"I am going to work very hard," Mr. Trump said during the interview [with Fox's Sean Hannity]. "I'll go six or seven days a week when we're 60 days out, and I will be campaigning for all of these great people that do have a difficult race, and we think we're going to bring them over the line."Mr. Trump said he had instructed John F. Kelly, his chief of staff, and others on his team to compile a list of about two dozen of the most hotly contested races in the country so he could use the bully pulpit to promote the Republicans running in them."Give me the top 25 congresspeople that are, you know, could go either way, and I want to go out and campaign for those people," Mr. Trump said.
As a rule, the president's claims about his future plans are largely useless -- he's just not a reliable source of information -- but for the sake of conversation, let's say Trump is telling the truth about his intentions. Imagine if, sometime in September, the president's focus on the midterms became so intense, he told his aides to schedule campaign events for him literally every day for two months.
The question then becomes, which GOP candidates would want to stand alongside him?
As Trump sees it, he and his team will identify the Republicans in the "top 25" races that "could go either way." The president will then intervene on these candidates' behalf and "bring them over the line."
To a political novice, that might make sense. But for those more familiar with how campaigns work, this plan has some serious flaws: Republicans with "difficult" races tend to be in competitive areas, with many representing districts Hillary Clinton won. What makes Trump think they'd welcome a visit from one of the least popular presidents since the dawn of modern polling?
Whether the White House understands this or not, Republicans in the "top 25" races will be running away from, not toward, Donald Trump.
Indeed, some GOP lawmakers have already said as much. In the spring, Axios reached out to the 23 House Republicans who represent districts Clinton won two years ago, asking whether they wanted the president to campaign in their district for ahead of Election Day. As we discussed at the time, they didn't sound like they'd roll out the welcome mat.
Rep. Mike Coffman's (R-Colo.) campaign manager said, for example, "I don't think it would make sense for him to even come here." Rep. Peter Roskam's (R-Ill.) communications director told Axios, "We have not requested the president's assistance and we don't plan on requesting his assistance."

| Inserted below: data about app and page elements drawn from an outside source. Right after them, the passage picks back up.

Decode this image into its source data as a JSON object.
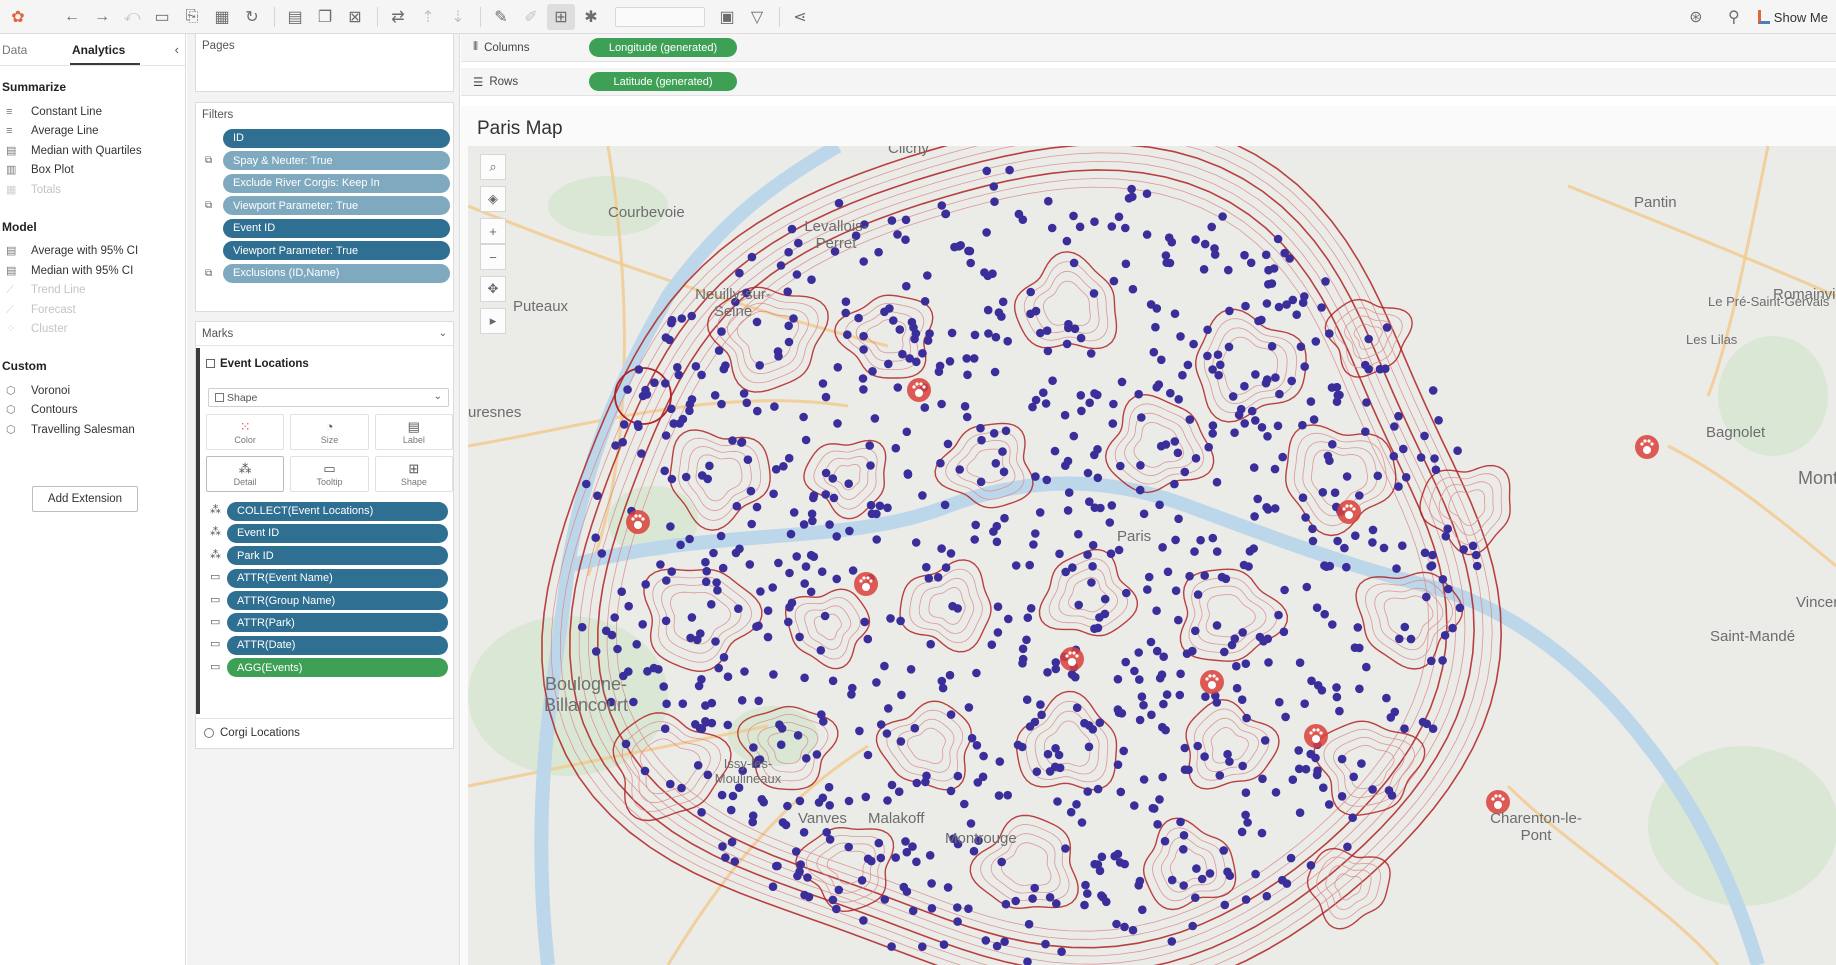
{
  "toolbar": {
    "show_me_label": "Show Me",
    "buttons": [
      "tableau-logo-icon",
      "undo-icon",
      "redo-icon",
      "revert-icon",
      "save-icon",
      "new-datasource-icon",
      "new-sheet-icon",
      "refresh-icon",
      "pause-icon",
      "duplicate-icon",
      "clear-sheet-icon",
      "swap-icon",
      "sort-asc-icon",
      "sort-desc-icon",
      "highlight-icon",
      "annotate-icon",
      "group-icon",
      "show-labels-icon",
      "fix-axes-icon",
      "fit-icon",
      "present-icon",
      "tooltip-icon",
      "share-icon"
    ]
  },
  "left_panel": {
    "tabs": [
      {
        "label": "Data",
        "active": false
      },
      {
        "label": "Analytics",
        "active": true
      }
    ],
    "sections": [
      {
        "title": "Summarize",
        "items": [
          {
            "label": "Constant Line",
            "enabled": true
          },
          {
            "label": "Average Line",
            "enabled": true
          },
          {
            "label": "Median with Quartiles",
            "enabled": true
          },
          {
            "label": "Box Plot",
            "enabled": true
          },
          {
            "label": "Totals",
            "enabled": false
          }
        ]
      },
      {
        "title": "Model",
        "items": [
          {
            "label": "Average with 95% CI",
            "enabled": true
          },
          {
            "label": "Median with 95% CI",
            "enabled": true
          },
          {
            "label": "Trend Line",
            "enabled": false
          },
          {
            "label": "Forecast",
            "enabled": false
          },
          {
            "label": "Cluster",
            "enabled": false
          }
        ]
      },
      {
        "title": "Custom",
        "items": [
          {
            "label": "Voronoi",
            "enabled": true
          },
          {
            "label": "Contours",
            "enabled": true
          },
          {
            "label": "Travelling Salesman",
            "enabled": true
          }
        ]
      }
    ],
    "add_extension_label": "Add Extension"
  },
  "shelves": {
    "pages_label": "Pages",
    "filters_label": "Filters",
    "filters": [
      {
        "label": "ID",
        "style": "blue",
        "icon": ""
      },
      {
        "label": "Spay & Neuter: True",
        "style": "lblue",
        "icon": "filter-icon"
      },
      {
        "label": "Exclude River Corgis: Keep In",
        "style": "lblue",
        "icon": ""
      },
      {
        "label": "Viewport Parameter: True",
        "style": "lblue",
        "icon": "filter-icon"
      },
      {
        "label": "Event ID",
        "style": "blue",
        "icon": ""
      },
      {
        "label": "Viewport Parameter: True",
        "style": "blue",
        "icon": ""
      },
      {
        "label": "Exclusions (ID,Name)",
        "style": "lblue",
        "icon": "filter-icon"
      }
    ],
    "marks_label": "Marks",
    "layer_name": "Event Locations",
    "mark_type": "Shape",
    "mark_buttons": [
      {
        "label": "Color",
        "icon": "color-icon"
      },
      {
        "label": "Size",
        "icon": "size-icon"
      },
      {
        "label": "Label",
        "icon": "label-icon"
      },
      {
        "label": "Detail",
        "icon": "detail-icon"
      },
      {
        "label": "Tooltip",
        "icon": "tooltip-icon"
      },
      {
        "label": "Shape",
        "icon": "shape-icon"
      }
    ],
    "mark_pills": [
      {
        "label": "COLLECT(Event Locations)",
        "style": "blue",
        "icon": "detail-icon"
      },
      {
        "label": "Event ID",
        "style": "blue",
        "icon": "detail-icon"
      },
      {
        "label": "Park ID",
        "style": "blue",
        "icon": "detail-icon"
      },
      {
        "label": "ATTR(Event Name)",
        "style": "blue",
        "icon": "tooltip-icon"
      },
      {
        "label": "ATTR(Group Name)",
        "style": "blue",
        "icon": "tooltip-icon"
      },
      {
        "label": "ATTR(Park)",
        "style": "blue",
        "icon": "tooltip-icon"
      },
      {
        "label": "ATTR(Date)",
        "style": "blue",
        "icon": "tooltip-icon"
      },
      {
        "label": "AGG(Events)",
        "style": "green",
        "icon": "tooltip-icon"
      }
    ],
    "second_layer": "Corgi Locations",
    "columns_label": "Columns",
    "columns_pill": "Longitude (generated)",
    "rows_label": "Rows",
    "rows_pill": "Latitude (generated)"
  },
  "view": {
    "title": "Paris Map",
    "place_labels": [
      "Clichy",
      "Neuilly-sur-Seine",
      "Courbevoie",
      "Levallois-Perret",
      "Puteaux",
      "Suresnes",
      "Pantin",
      "Romainville",
      "Bagnolet",
      "Montreuil",
      "Vincennes",
      "Saint-Mandé",
      "Boulogne-Billancourt",
      "Vanves",
      "Malakoff",
      "Montrouge",
      "Charenton-le-Pont",
      "Issy-les-Moulineaux",
      "Paris",
      "Le Pré-Saint-Gervais",
      "Les Lilas"
    ],
    "colors": {
      "event_dot": "#3a2e9b",
      "contour": "#c0392b",
      "park_marker": "#d9403a",
      "pill_blue": "#2f6f92",
      "pill_green": "#3ea055"
    }
  }
}
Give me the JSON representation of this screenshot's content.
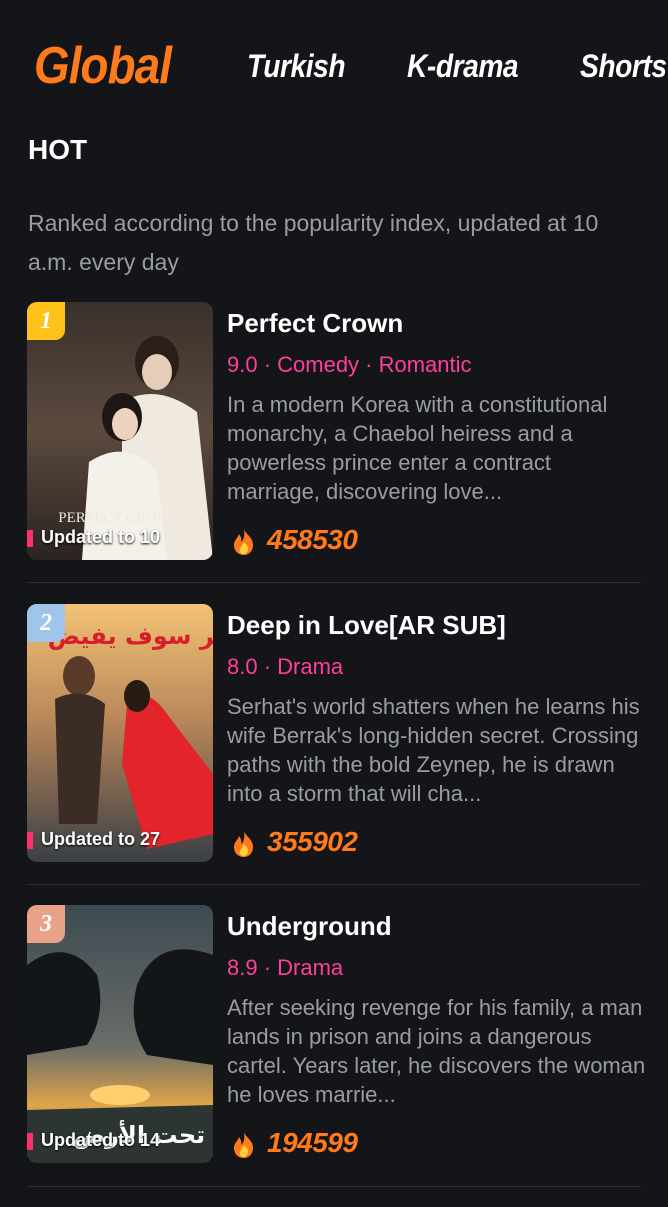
{
  "tabs": [
    "Global",
    "Turkish",
    "K-drama",
    "Shorts"
  ],
  "section_title": "HOT",
  "subtitle": "Ranked according to the popularity index, updated at 10 a.m. every day",
  "items": [
    {
      "rank": "1",
      "rank_color": "#ffc21a",
      "updated": "Updated to 10",
      "title": "Perfect Crown",
      "meta": "9.0 · Comedy · Romantic",
      "desc": "In a modern Korea with a constitutional monarchy, a Chaebol heiress and a powerless prince enter a contract marriage, discovering love...",
      "count": "458530"
    },
    {
      "rank": "2",
      "rank_color": "#9fc6ea",
      "updated": "Updated to 27",
      "title": "Deep in Love[AR SUB]",
      "meta": "8.0 · Drama",
      "desc": "Serhat's world shatters when he learns his wife Berrak's long-hidden secret. Crossing paths with the bold Zeynep, he is drawn into a storm that will cha...",
      "count": "355902"
    },
    {
      "rank": "3",
      "rank_color": "#e8a28a",
      "updated": "Updated to 14",
      "title": "Underground",
      "meta": "8.9 · Drama",
      "desc": "After seeking revenge for his family, a man lands in prison and joins a dangerous cartel. Years later, he discovers the woman he loves marrie...",
      "count": "194599"
    }
  ],
  "poster_text": {
    "p1": "PERFECT CROWN",
    "p2": "هذا البحر سوف يفيض",
    "p3": "تحت الأرض"
  },
  "colors": {
    "accent": "#ff7a1a",
    "meta": "#ff3f9c",
    "background": "#141518"
  }
}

Of the 23, the only one who said he'd welcome Trump? Rep. Dana Rohrabacher (R-Calif.), best known as Vladimir Putin's favorite congressman.
The gap between what the Republican president wants to do, and what his would-be beneficiaries want him to do, is likely to be significant.